I’ve finished another backlogged game via Rogue’s Adventures. You can read my latest Final Thoughts on my gaming blog, and enjoy the excerpt below.
Ever launch into a game you are unsure about, and then a few hours in you think ‘Oh crap, this was a terrible mistake?’ Maybe you preserve and stick with it, enjoying some elements despite some deep flaws and annoyances, and slowly emerge into a semi-enjoyable experience. The Witcher 2: Assassins of Kings garnered a very mixed reaction from me, not just of the games I’ve played on Rogue’s Adventures, but of any game I’ve played.
Usually when I add a game to my backlog it’s because I want to play it (obviously) but it wasn’t quite high enough on my limited priority list to immediately play it. For The Witcher 2, my motivation was based entirely on how awesome the upcoming third game looks. I played the original Witcher back in 2007-08 and didn’t actually care for it, never finishing it.

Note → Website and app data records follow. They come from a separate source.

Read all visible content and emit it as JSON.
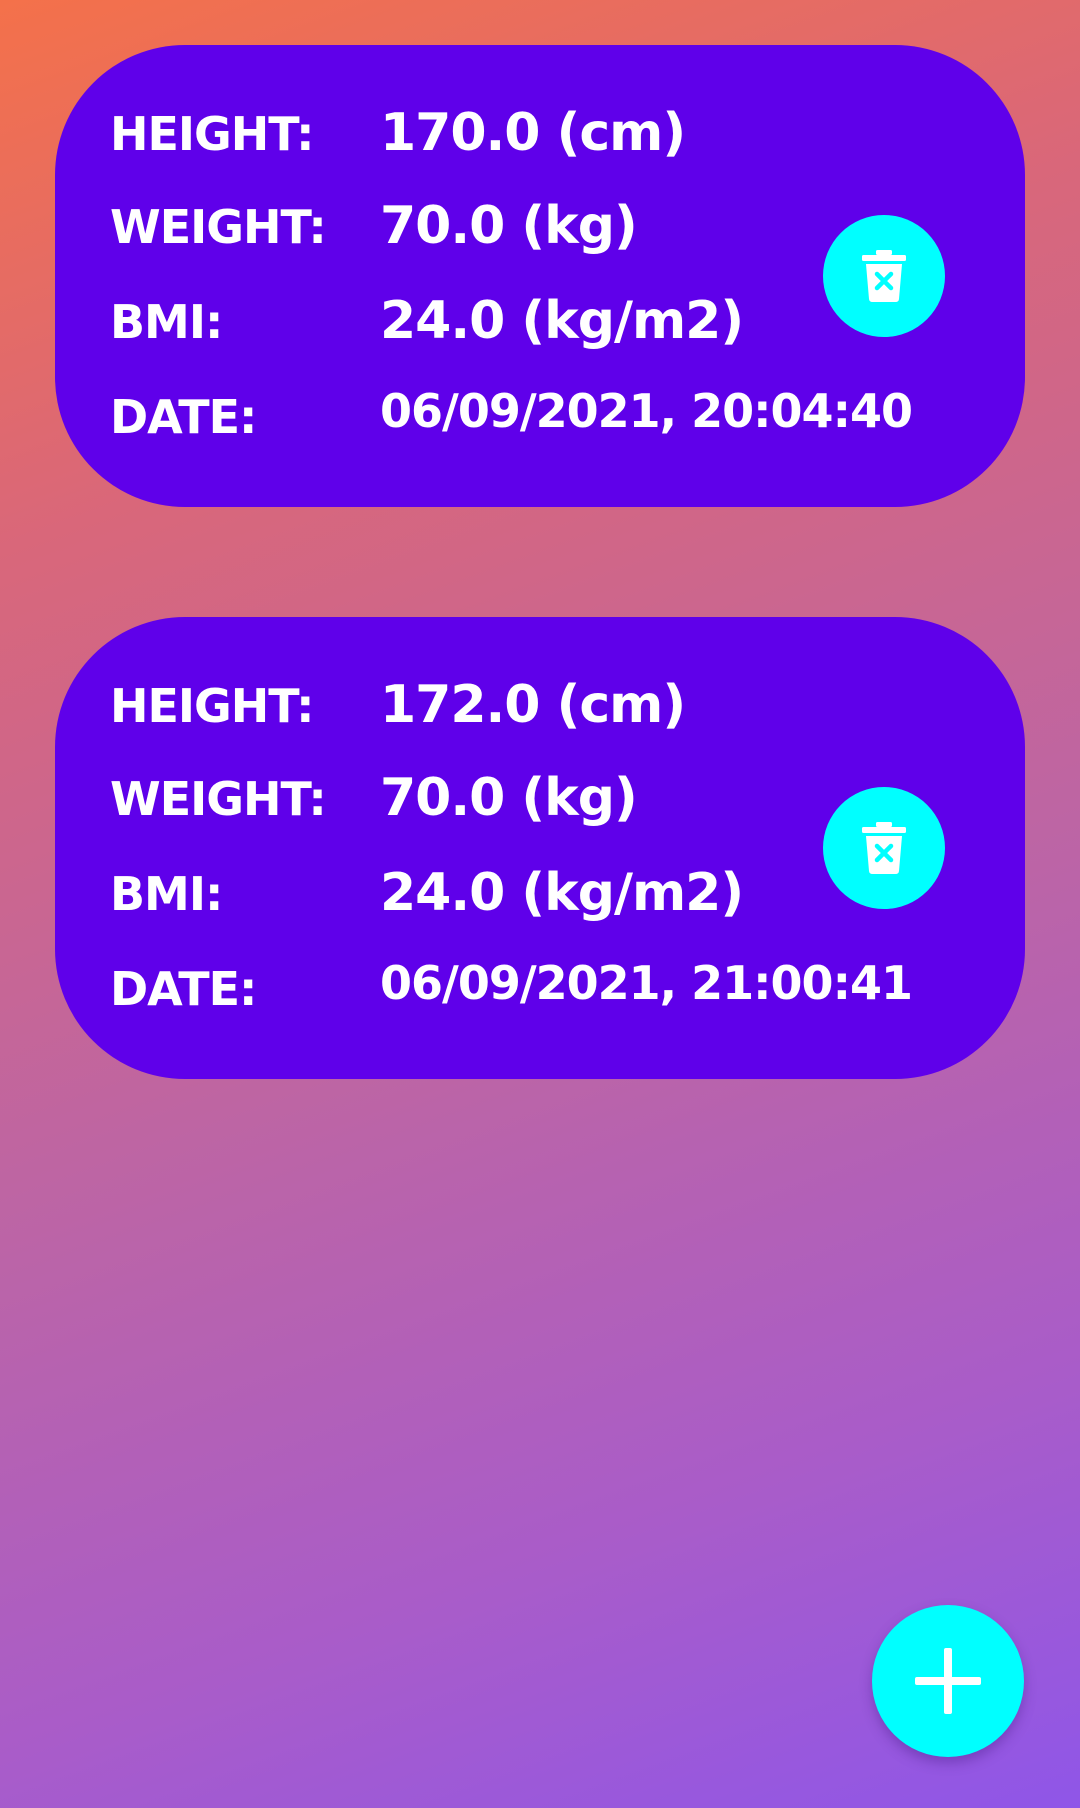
{
  "records": [
    {
      "height_label": "HEIGHT:",
      "height_value": "170.0 (cm)",
      "weight_label": "WEIGHT:",
      "weight_value": "70.0 (kg)",
      "bmi_label": "BMI:",
      "bmi_value": "24.0 (kg/m2)",
      "date_label": "DATE:",
      "date_value": "06/09/2021, 20:04:40"
    },
    {
      "height_label": "HEIGHT:",
      "height_value": "172.0 (cm)",
      "weight_label": "WEIGHT:",
      "weight_value": "70.0 (kg)",
      "bmi_label": "BMI:",
      "bmi_value": "24.0 (kg/m2)",
      "date_label": "DATE:",
      "date_value": "06/09/2021, 21:00:41"
    }
  ],
  "icons": {
    "delete": "trash-icon",
    "add": "plus-icon"
  },
  "colors": {
    "card": "#5f00ea",
    "accent": "#00ffff",
    "text": "#ffffff",
    "gradient_start": "#f4714a",
    "gradient_end": "#8f56e8"
  }
}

I skipped the sequel for years based on that experience and only finally decided to dive in based on how critically acclaimed it was (not to mention a devoted fan base). But mostly, it was the third game showing really well in all its trailers and previews. Yes, I’m a sucker for hype sometimes; I love games.

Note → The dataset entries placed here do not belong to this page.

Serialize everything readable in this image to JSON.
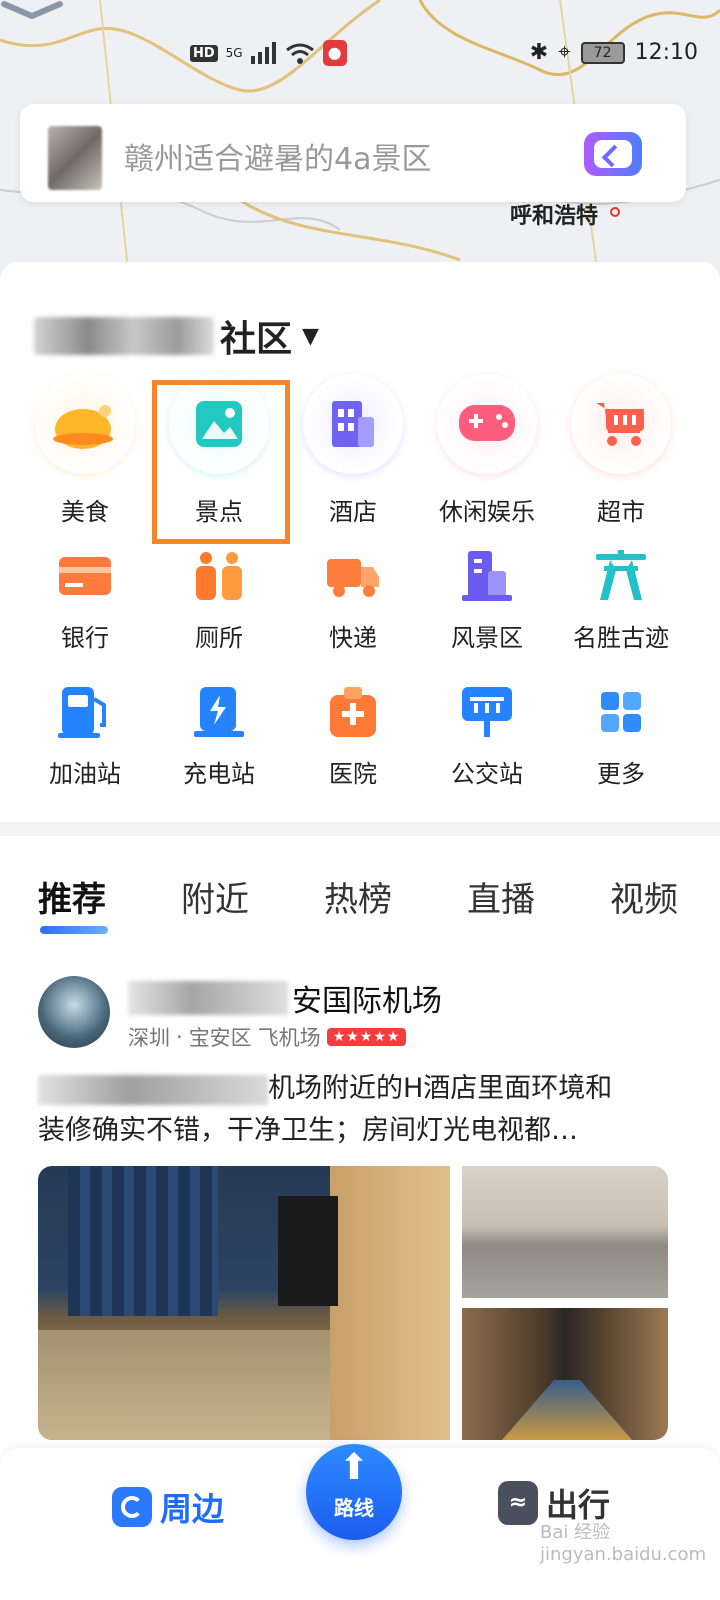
{
  "status_bar": {
    "hd": "HD",
    "network": "5G",
    "battery": "72",
    "time": "12:10"
  },
  "search": {
    "placeholder": "赣州适合避暑的4a景区"
  },
  "map": {
    "city_label": "呼和浩特"
  },
  "location": {
    "visible_suffix": "社区"
  },
  "categories": [
    {
      "label": "美食",
      "icon": "roast-chicken-icon",
      "color": "#ffb629"
    },
    {
      "label": "景点",
      "icon": "landscape-photo-icon",
      "color": "#22c9c0"
    },
    {
      "label": "酒店",
      "icon": "hotel-building-icon",
      "color": "#6e63f2"
    },
    {
      "label": "休闲娱乐",
      "icon": "gamepad-icon",
      "color": "#ff5d7d"
    },
    {
      "label": "超市",
      "icon": "shopping-cart-icon",
      "color": "#ff5f4d"
    },
    {
      "label": "银行",
      "icon": "bank-card-icon",
      "color": "#ff7a3d"
    },
    {
      "label": "厕所",
      "icon": "toilet-people-icon",
      "color": "#ff7a2f"
    },
    {
      "label": "快递",
      "icon": "delivery-truck-icon",
      "color": "#ff7d3b"
    },
    {
      "label": "风景区",
      "icon": "scenic-building-icon",
      "color": "#6a5cf0"
    },
    {
      "label": "名胜古迹",
      "icon": "ancient-gate-icon",
      "color": "#22c2c8"
    },
    {
      "label": "加油站",
      "icon": "gas-pump-icon",
      "color": "#2583ff"
    },
    {
      "label": "充电站",
      "icon": "charging-station-icon",
      "color": "#2583ff"
    },
    {
      "label": "医院",
      "icon": "hospital-icon",
      "color": "#ff7a36"
    },
    {
      "label": "公交站",
      "icon": "bus-stop-icon",
      "color": "#2583ff"
    },
    {
      "label": "更多",
      "icon": "more-grid-icon",
      "color": "#2e8cff"
    }
  ],
  "tabs": [
    "推荐",
    "附近",
    "热榜",
    "直播",
    "视频"
  ],
  "post": {
    "title_visible": "安国际机场",
    "meta_city": "深圳",
    "meta_district": "宝安区",
    "meta_tag": "飞机场",
    "stars": "★★★★★",
    "text_line1": "机场附近的H酒店里面环境和",
    "text_line2": "装修确实不错，干净卫生；房间灯光电视都…"
  },
  "bottom_nav": {
    "nearby": "周边",
    "route": "路线",
    "travel": "出行",
    "watermark": "Bai 经验 jingyan.baidu.com"
  }
}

I don’t love The Witcher.
Read the full Final Thoughts on Game Informer >>
I’ve finished another backlogged game from the excellent Humble Indie Bundle I purchased earlier this year thanks to Rogue’s Adventures. You can read my latest Final Thoughts on my gaming blog, and enjoy the excerpt below.

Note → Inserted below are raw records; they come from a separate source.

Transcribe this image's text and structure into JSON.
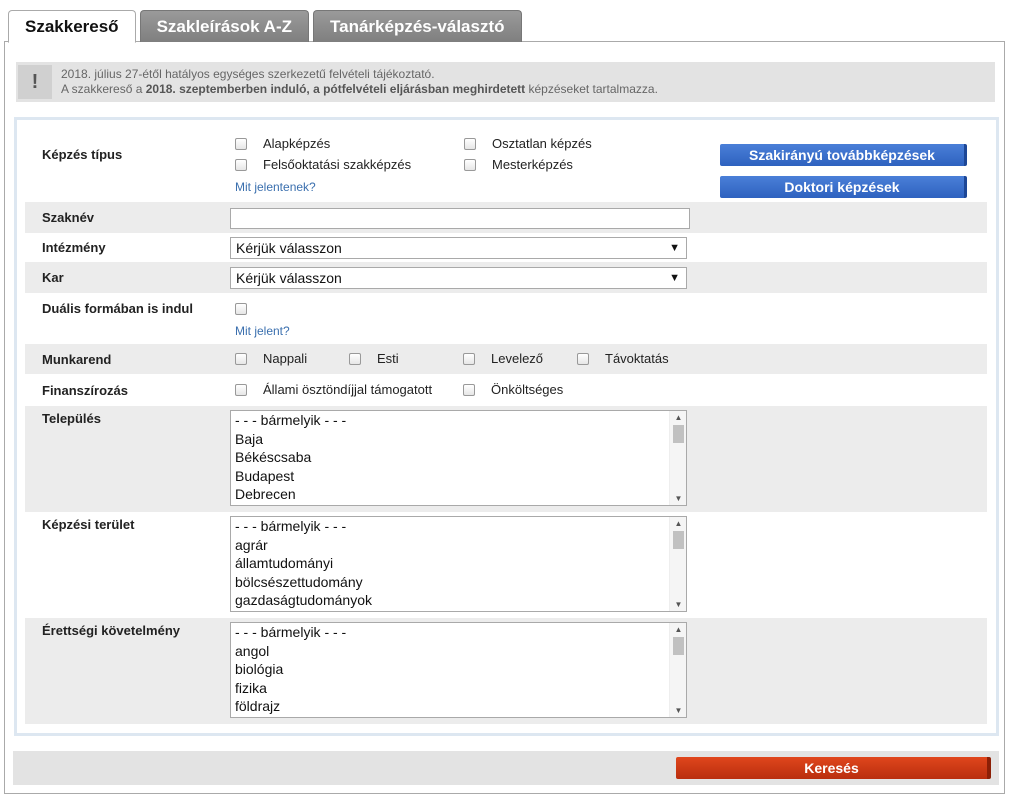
{
  "tabs": [
    {
      "label": "Szakkereső",
      "active": true
    },
    {
      "label": "Szakleírások A-Z",
      "active": false
    },
    {
      "label": "Tanárképzés-választó",
      "active": false
    }
  ],
  "notice": {
    "icon": "!",
    "line1": "2018. július 27-étől hatályos egységes szerkezetű felvételi tájékoztató.",
    "line2_pre": "A szakkereső a ",
    "line2_bold": "2018. szeptemberben induló, a pótfelvételi eljárásban meghirdetett",
    "line2_post": " képzéseket tartalmazza."
  },
  "kepzes_tipus": {
    "label": "Képzés típus",
    "options": [
      "Alapképzés",
      "Osztatlan képzés",
      "Felsőoktatási szakképzés",
      "Mesterképzés"
    ],
    "help_link": "Mit jelentenek?"
  },
  "side_buttons": {
    "szakiranyu": "Szakirányú továbbképzések",
    "doktori": "Doktori képzések"
  },
  "szaknev": {
    "label": "Szaknév",
    "value": ""
  },
  "intezmeny": {
    "label": "Intézmény",
    "selected": "Kérjük válasszon"
  },
  "kar": {
    "label": "Kar",
    "selected": "Kérjük válasszon"
  },
  "dualis": {
    "label": "Duális formában is indul",
    "help_link": "Mit jelent?"
  },
  "munkarend": {
    "label": "Munkarend",
    "options": [
      "Nappali",
      "Esti",
      "Levelező",
      "Távoktatás"
    ]
  },
  "finanszirozas": {
    "label": "Finanszírozás",
    "options": [
      "Állami ösztöndíjjal támogatott",
      "Önköltséges"
    ]
  },
  "telepules": {
    "label": "Település",
    "items": [
      "- - - bármelyik - - -",
      "Baja",
      "Békéscsaba",
      "Budapest",
      "Debrecen"
    ]
  },
  "kepzesi_terulet": {
    "label": "Képzési terület",
    "items": [
      "- - - bármelyik - - -",
      "agrár",
      "államtudományi",
      "bölcsészettudomány",
      "gazdaságtudományok"
    ]
  },
  "erettsegi": {
    "label": "Érettségi követelmény",
    "items": [
      "- - - bármelyik - - -",
      "angol",
      "biológia",
      "fizika",
      "földrajz"
    ]
  },
  "search_button": "Keresés"
}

Rogue’s Adventures has introduced me to a lot of non-violent puzzle games, especially in the last year – Antichamber, Fez, Portal, etc. The Swapper is absolutely the best of the bunch (yes, I enjoyed it more than Portal, I generally prefer 2D to 3D with my puzzle games) and is also one of the few games with a foreboding sci-fi horror theme that is never actually reaches heightened stages of horror. A friend of mine put it succinctly: It’s like the first 15 minutes of a sci-fi horror film where we’re delving into the danger before *** hits the fan, extrapolated over a five hour game.
To me that pervading sense of dread and curiosity without having to feel scared of zombies or aliens jumping out at me is a huge plus, and something I rarely get to experience in games. I really don’t do horror games and The Swapper’s emphasis on puzzle solving and exploration while still maintaining its creepy atmosphere of What Went Wrong was wonderful to experience.
Read the full Final Thoughts over on Game Informer >>
I’ve finished another backlog game from the excellent Humble Indie Bundle I purchased earlier this year. You can read my latest Final Thoughts on my gaming blog, and enjoy the excerpt below.
Video games are extremely difficult to make, in cost, time and skill. The concept of the auteur has been around in film for decades – that a single filmmaker’s work on a film was as complete and total as an author of a book, but in games it’s exceedingly rare due to the amount of work involved. Thus I was pleasantly surprised to find that Dust: An Elysian Tail was created (designed, drawn and programmed) by one man – Dean Dodrill.
Originally crafted to be an old-school Castlevania-style platformer, Dodrill won the 2009 Dream.Build.Play Microsoft Challenge, resulting in a contract to provide a full-fledged release on Xbox Live Arcade, which eventually released as part of the Summer of Arcade promotion in 2012.
I mention all this as a testament to how well crafted the story and themes of Dust are, and though every indie studio can’t secure a big contract from Microsoft it’s an absolute joy to see the auteur surface in gaming.
Read the full Final Thoughts on my gaming blog >>